▼

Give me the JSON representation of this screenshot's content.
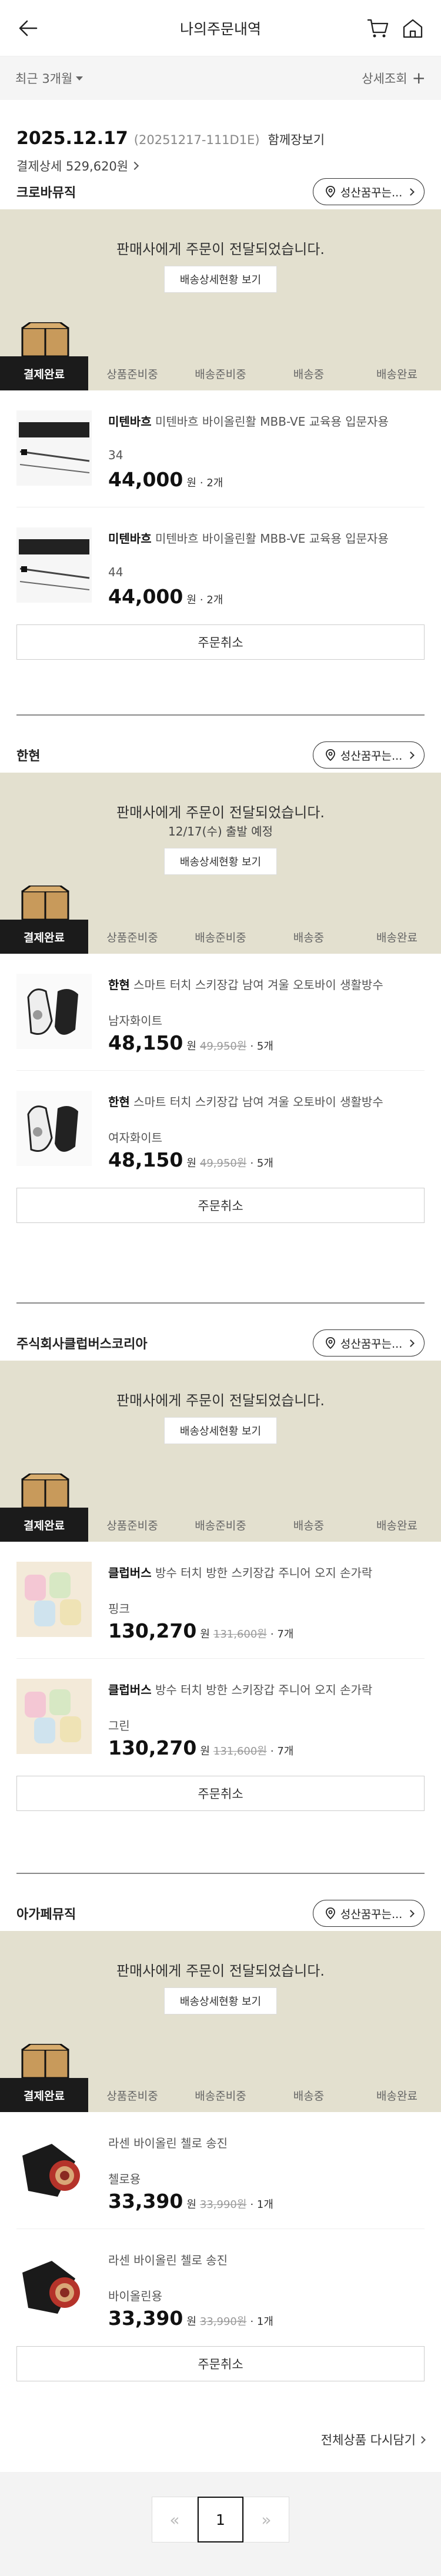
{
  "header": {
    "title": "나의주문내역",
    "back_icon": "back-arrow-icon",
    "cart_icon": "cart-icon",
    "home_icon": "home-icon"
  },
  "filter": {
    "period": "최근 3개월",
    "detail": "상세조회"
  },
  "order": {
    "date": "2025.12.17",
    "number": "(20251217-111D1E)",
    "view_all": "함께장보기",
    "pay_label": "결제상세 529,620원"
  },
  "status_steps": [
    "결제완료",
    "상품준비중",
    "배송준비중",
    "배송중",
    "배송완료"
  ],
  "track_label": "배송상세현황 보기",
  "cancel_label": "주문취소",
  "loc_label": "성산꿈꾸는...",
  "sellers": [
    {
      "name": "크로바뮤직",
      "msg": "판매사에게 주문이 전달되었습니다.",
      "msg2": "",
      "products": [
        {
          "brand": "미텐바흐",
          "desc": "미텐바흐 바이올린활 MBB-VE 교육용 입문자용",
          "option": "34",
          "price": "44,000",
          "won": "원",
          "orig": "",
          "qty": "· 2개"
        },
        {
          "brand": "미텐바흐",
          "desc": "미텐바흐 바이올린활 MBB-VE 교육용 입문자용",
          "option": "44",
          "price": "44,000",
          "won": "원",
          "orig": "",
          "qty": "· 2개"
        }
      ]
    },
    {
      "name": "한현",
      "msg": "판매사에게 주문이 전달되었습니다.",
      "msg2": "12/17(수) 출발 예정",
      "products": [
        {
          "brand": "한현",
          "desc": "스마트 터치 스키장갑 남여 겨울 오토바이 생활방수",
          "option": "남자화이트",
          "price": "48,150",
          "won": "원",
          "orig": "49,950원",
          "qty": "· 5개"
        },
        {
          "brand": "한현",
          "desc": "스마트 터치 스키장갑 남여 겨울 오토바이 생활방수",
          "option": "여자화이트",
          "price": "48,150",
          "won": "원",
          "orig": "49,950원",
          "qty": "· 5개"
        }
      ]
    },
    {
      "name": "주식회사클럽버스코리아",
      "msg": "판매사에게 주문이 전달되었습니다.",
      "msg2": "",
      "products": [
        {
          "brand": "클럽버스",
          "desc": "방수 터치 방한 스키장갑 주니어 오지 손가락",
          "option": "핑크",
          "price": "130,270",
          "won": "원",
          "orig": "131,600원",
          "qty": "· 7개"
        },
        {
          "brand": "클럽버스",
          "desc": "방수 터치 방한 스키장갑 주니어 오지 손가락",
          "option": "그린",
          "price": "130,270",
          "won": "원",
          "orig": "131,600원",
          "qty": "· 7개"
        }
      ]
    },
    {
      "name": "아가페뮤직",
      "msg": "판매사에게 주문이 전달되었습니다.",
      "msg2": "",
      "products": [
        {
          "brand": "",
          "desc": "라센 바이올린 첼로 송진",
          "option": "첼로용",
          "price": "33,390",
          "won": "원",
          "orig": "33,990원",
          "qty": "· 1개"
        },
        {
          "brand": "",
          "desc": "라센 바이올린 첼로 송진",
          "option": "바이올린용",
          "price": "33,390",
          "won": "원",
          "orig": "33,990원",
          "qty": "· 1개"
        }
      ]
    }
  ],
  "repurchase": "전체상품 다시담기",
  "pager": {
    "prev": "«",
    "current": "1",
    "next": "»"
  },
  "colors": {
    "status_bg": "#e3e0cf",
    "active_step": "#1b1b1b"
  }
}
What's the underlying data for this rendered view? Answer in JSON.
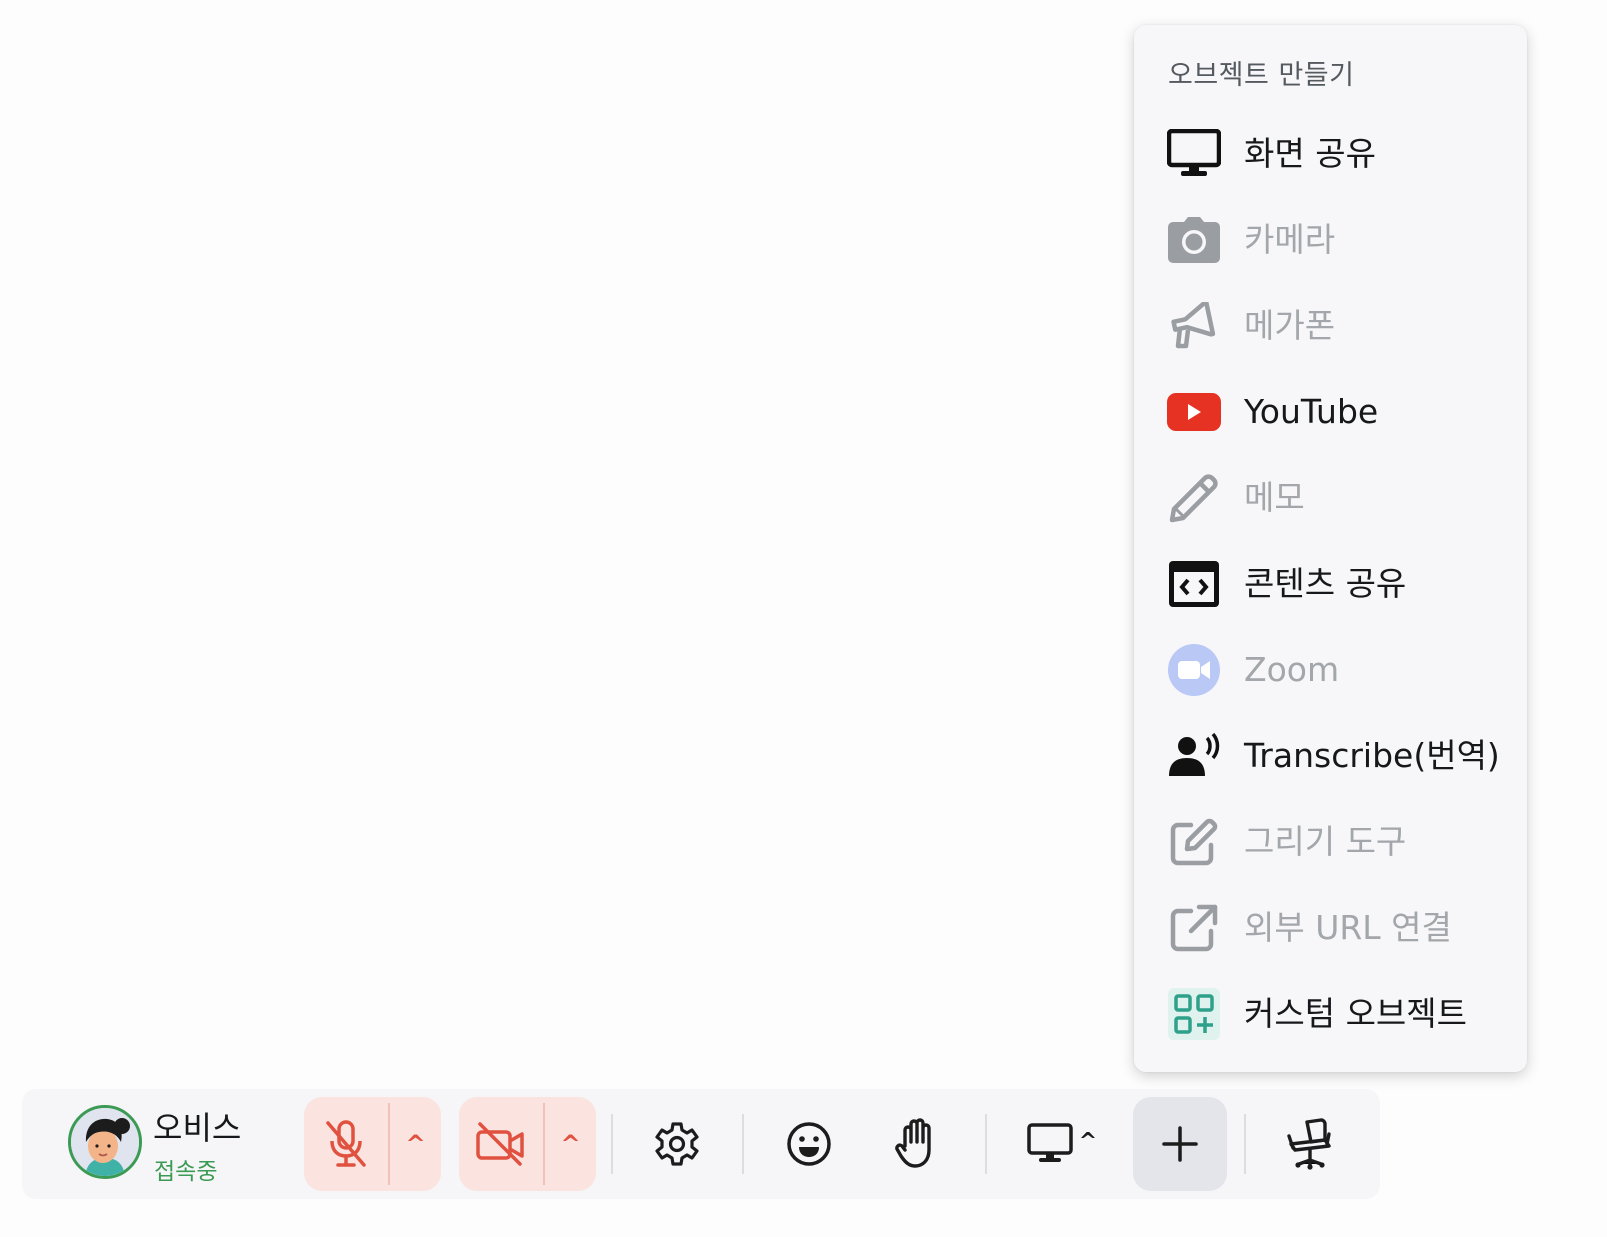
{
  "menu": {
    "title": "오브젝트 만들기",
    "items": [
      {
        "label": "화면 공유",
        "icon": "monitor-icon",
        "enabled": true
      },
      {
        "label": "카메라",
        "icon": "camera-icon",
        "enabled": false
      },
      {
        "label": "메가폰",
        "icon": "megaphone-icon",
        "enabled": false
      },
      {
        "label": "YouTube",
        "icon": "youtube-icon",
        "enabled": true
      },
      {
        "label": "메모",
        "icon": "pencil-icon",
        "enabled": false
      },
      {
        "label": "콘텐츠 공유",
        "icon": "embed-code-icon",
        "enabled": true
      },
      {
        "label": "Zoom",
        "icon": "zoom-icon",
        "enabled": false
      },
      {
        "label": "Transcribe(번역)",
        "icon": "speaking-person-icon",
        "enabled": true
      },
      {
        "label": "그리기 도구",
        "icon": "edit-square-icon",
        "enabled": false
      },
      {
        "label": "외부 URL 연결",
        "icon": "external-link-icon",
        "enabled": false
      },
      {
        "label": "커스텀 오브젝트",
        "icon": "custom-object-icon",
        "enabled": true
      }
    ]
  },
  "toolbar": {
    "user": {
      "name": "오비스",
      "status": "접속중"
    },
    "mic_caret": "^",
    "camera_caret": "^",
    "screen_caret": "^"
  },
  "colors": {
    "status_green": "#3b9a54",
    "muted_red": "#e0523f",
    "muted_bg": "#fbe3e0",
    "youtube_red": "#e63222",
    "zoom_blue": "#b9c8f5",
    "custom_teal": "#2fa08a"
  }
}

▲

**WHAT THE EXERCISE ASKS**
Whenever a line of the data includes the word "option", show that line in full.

**TASK OUTPUT**
          "option": "34",
          "option": "44",
          "option": "남자화이트",
          "option": "여자화이트",
          "option": "핑크",
          "option": "그린",
          "option": "첼로용",
          "option": "바이올린용",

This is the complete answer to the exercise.